MLMIC Insurance Co. announced last month the completion of its conversion from a property-and-casualty mutual insurance company to a property-and-casualty stock insurance company and the finalization of its $2.5 billion acquisition by National Indemnity Co., a subsidiary of Berkshire Hathaway Inc.
The conversion and acquisition followed a September 6 approval by the Superintendent of the New York State Department of Financial Services and a September 14 vote of MLMIC policyholders with policies in effect on July 14, 2016. The cash consideration resulting from the conversion will be paid out to eligible policyholders — policyholders with policies in effect from July 15, 2013, through July 14, 2016 — or their designees as promptly as practicable, according to the company.
As a subsidiary of Berkshire Hathaway, MLMIC will have enhanced capacity and financial strength to continue serving New York State physicians, hospitals and dentists. MLMIC remains the largest underwriter of medical professional liability insurance in New York and continues to be a New York‐focused medical malpractice writer regulated by New York State. The same Board of Directors and staff that have served the market for several decades will operate it.
“No one will see any difference [in day-to-day operations],” said Berkshire Hathaway chief executive Warren Buffett, during a livestreamed conversation between himself and James Reed, MD, MLMIC chairman of the board, from Berkshire Hathaway’s Omaha, Neb., headquarters on October 17. “The one thing that we will do is manage [MLMIC’s] investments.”
Reed highlighted how Berkshire Hathaway’s deep resources position MLMIC to address the challenging risks of the New York market as well as the hyper-evolving American healthcare delivery system.
“The tremendous financial resources of Berkshire Hathaway [lets us] assure physicians in New York that if they’re insured with MLMIC, there’s nothing that could come at us that we wouldn’t have the resources to deal with,” he said. “And the resources will allow us to be much more innovative in the way we approach malpractice insurance in the future.”
Reed pointed to the consolidation within the healthcare delivery system as one of the particularly pressing challenges currently facing the medical professional liability insurance industry that MLMIC wants to proactively address.

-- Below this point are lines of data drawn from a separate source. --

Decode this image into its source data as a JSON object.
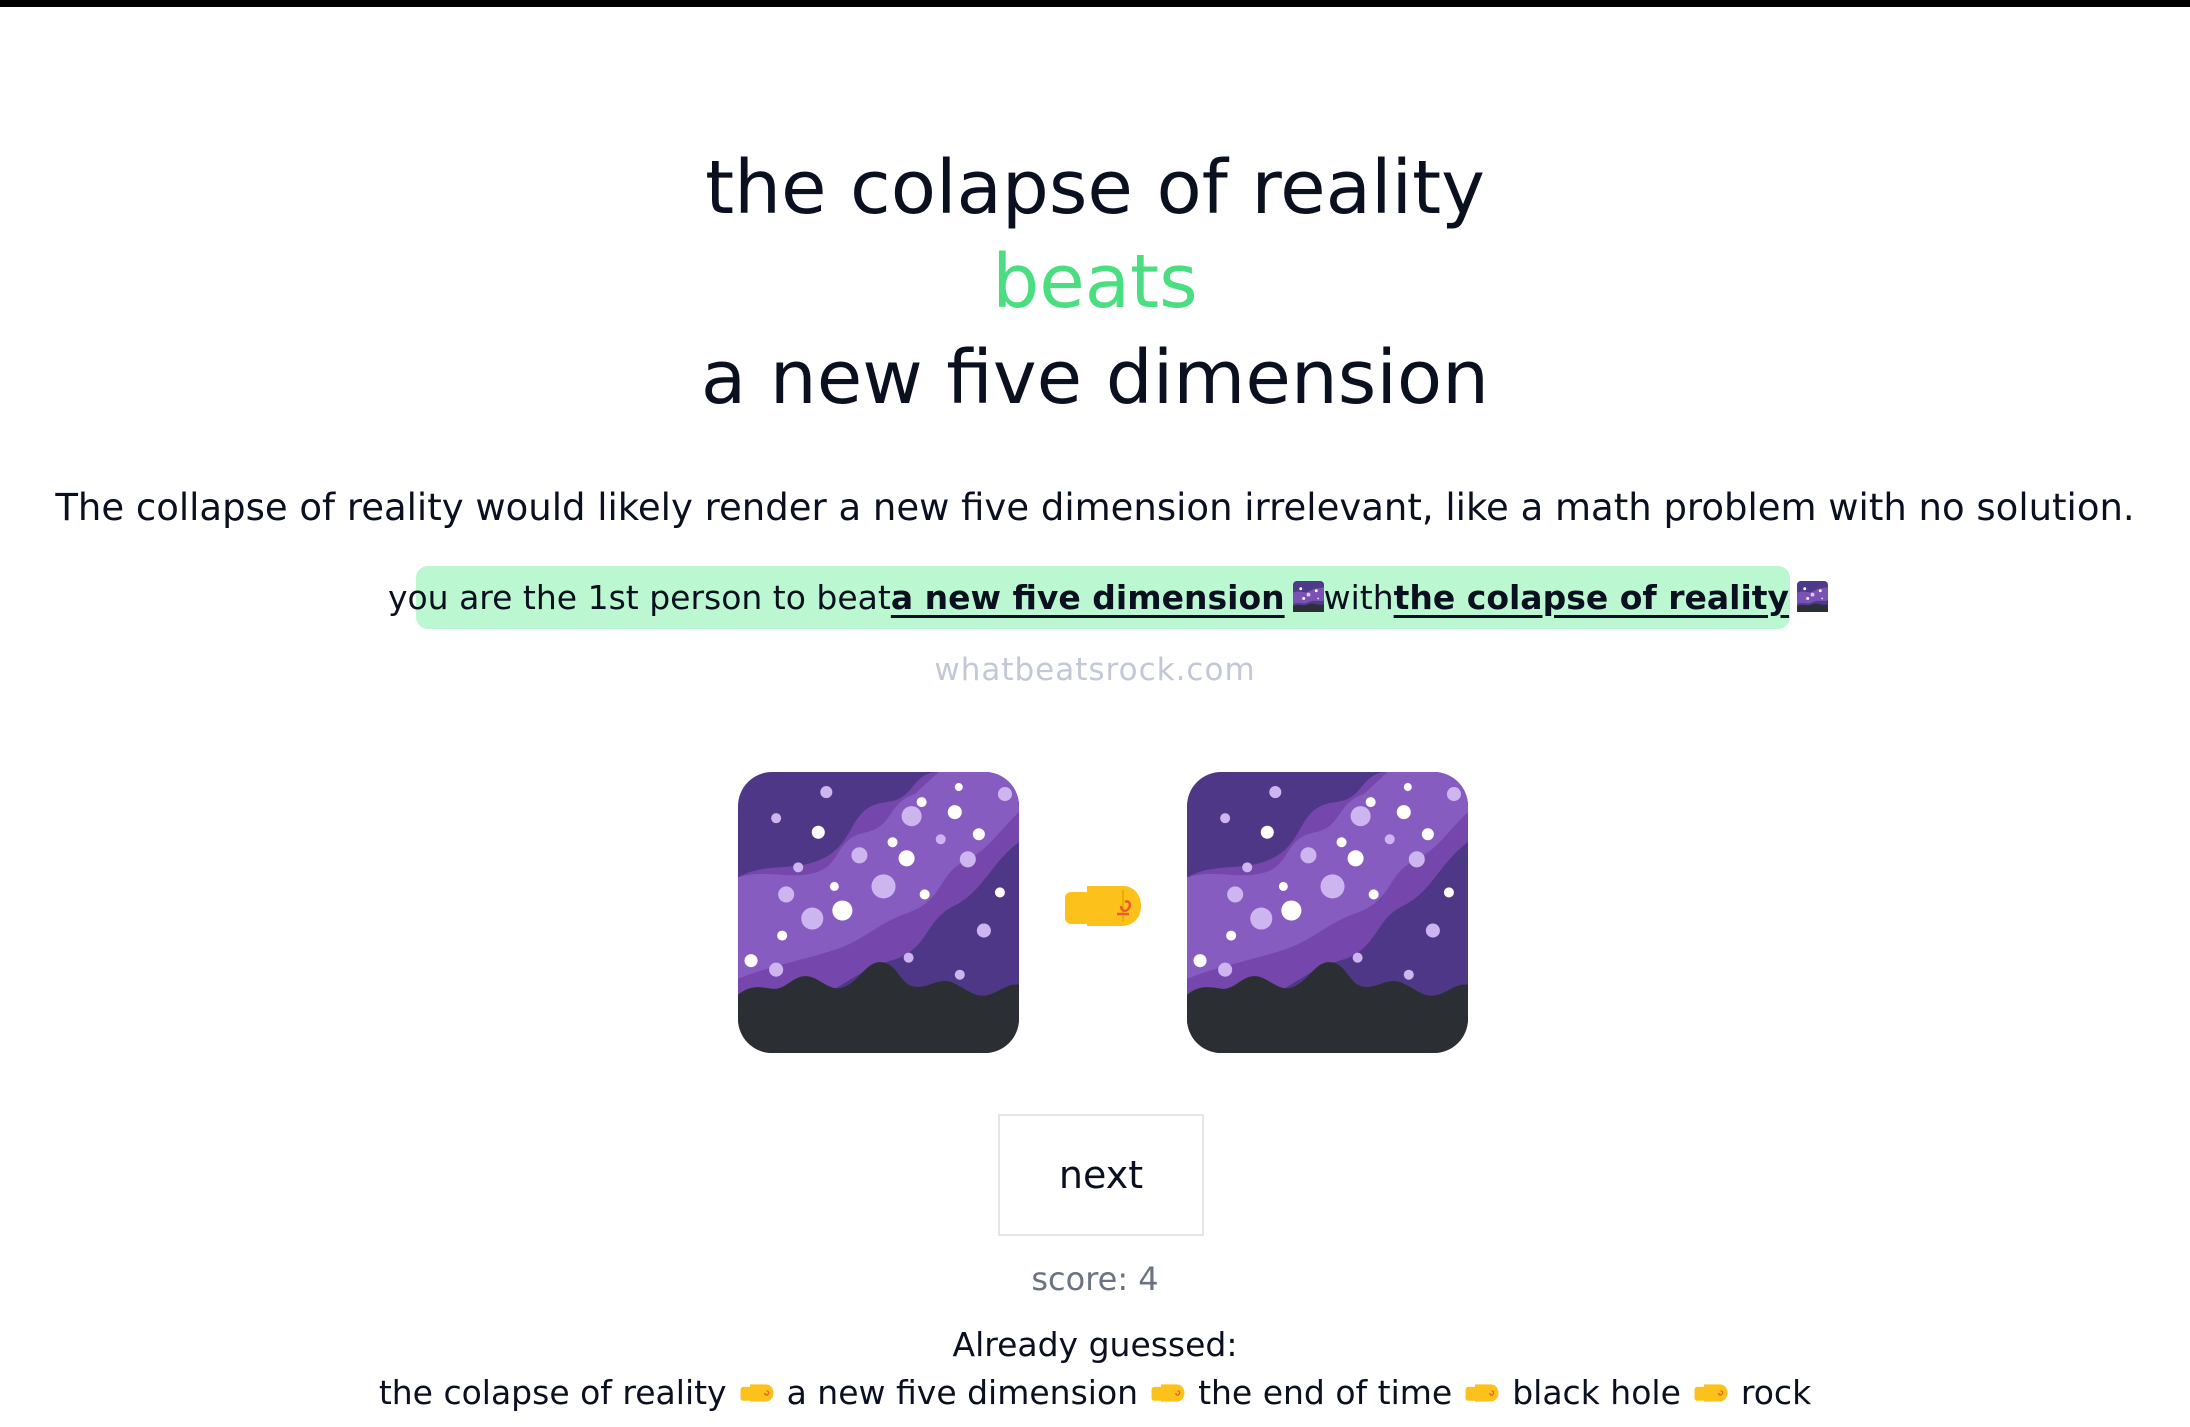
{
  "result": {
    "winner": "the colapse of reality",
    "verb": "beats",
    "loser": "a new five dimension",
    "verb_color": "#4ade80"
  },
  "explanation": "The collapse of reality would likely render a new five dimension irrelevant, like a math problem with no solution.",
  "banner": {
    "icon": "trophy-icon",
    "prefix": "you are the 1st person to beat",
    "loser_link": "a new five dimension",
    "connector": "with",
    "winner_link": "the colapse of reality",
    "link_icon": "milky-way-icon",
    "background": "#bbf7d0"
  },
  "watermark": "whatbeatsrock.com",
  "images": {
    "left": "milky-way-icon",
    "middle": "fist-bump-icon",
    "right": "milky-way-icon"
  },
  "next_label": "next",
  "score_label": "score: 4",
  "history": {
    "title": "Already guessed:",
    "items": [
      "the colapse of reality",
      "a new five dimension",
      "the end of time",
      "black hole",
      "rock"
    ],
    "separator_icon": "fist-bump-icon"
  }
}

“At MLMIC, we know we’re going to have to be innovative with the consolidation that’s occurring — physicians coming together to form larger groups, health systems coming together, large groups coming together with health systems,” Reed said. “We need to be more innovative on the medical malpractice insurance side, and that’s exactly what we want to do as part of Berkshire Hathaway with those resources. We have a number of innovative ideas [for working] with some of these larger groups [that] we just couldn’t do in the past.”
In addition to National Indemnity Co. and MLMIC, Berkshire Hathaway also owns MedPro Group, which provides medical professional liability coverage in New York through its subsidiary risk retention group, MedPro RRG. And both Buffett and Reed view the intra-company competition as a benefit.
“We like the competition,” Buffett said. “For example, in workers compensation insurance, we have three different [companies] that have somewhat different areas of expertise. We have totally independent organizations that are out there calling on the same firms, trying to get their worker’s compensation business. Competition is fine.”
“We’re also hoping to be able to collaborate [with other Berkshire Hathaway companies operating in medical liability] because one option to consolidation in healthcare is collaboration,” Reed said. “The difficulty in doing that is always a legal one, but by being part of a single company like Berkshire Hathaway, we think particularly in the areas of working on patient safety, analytics and so forth, we can collaborate some. While each company pursues its own direction, some of those things that are common across the malpractice insurers within Berkshire Hathaway, we will be able to bring together and leverage that kind of capability to improve patient safety and, therefore, better outcomes from the malpractice standpoint.”
This information provided by Michael Matray of the Medical Liability Monitor.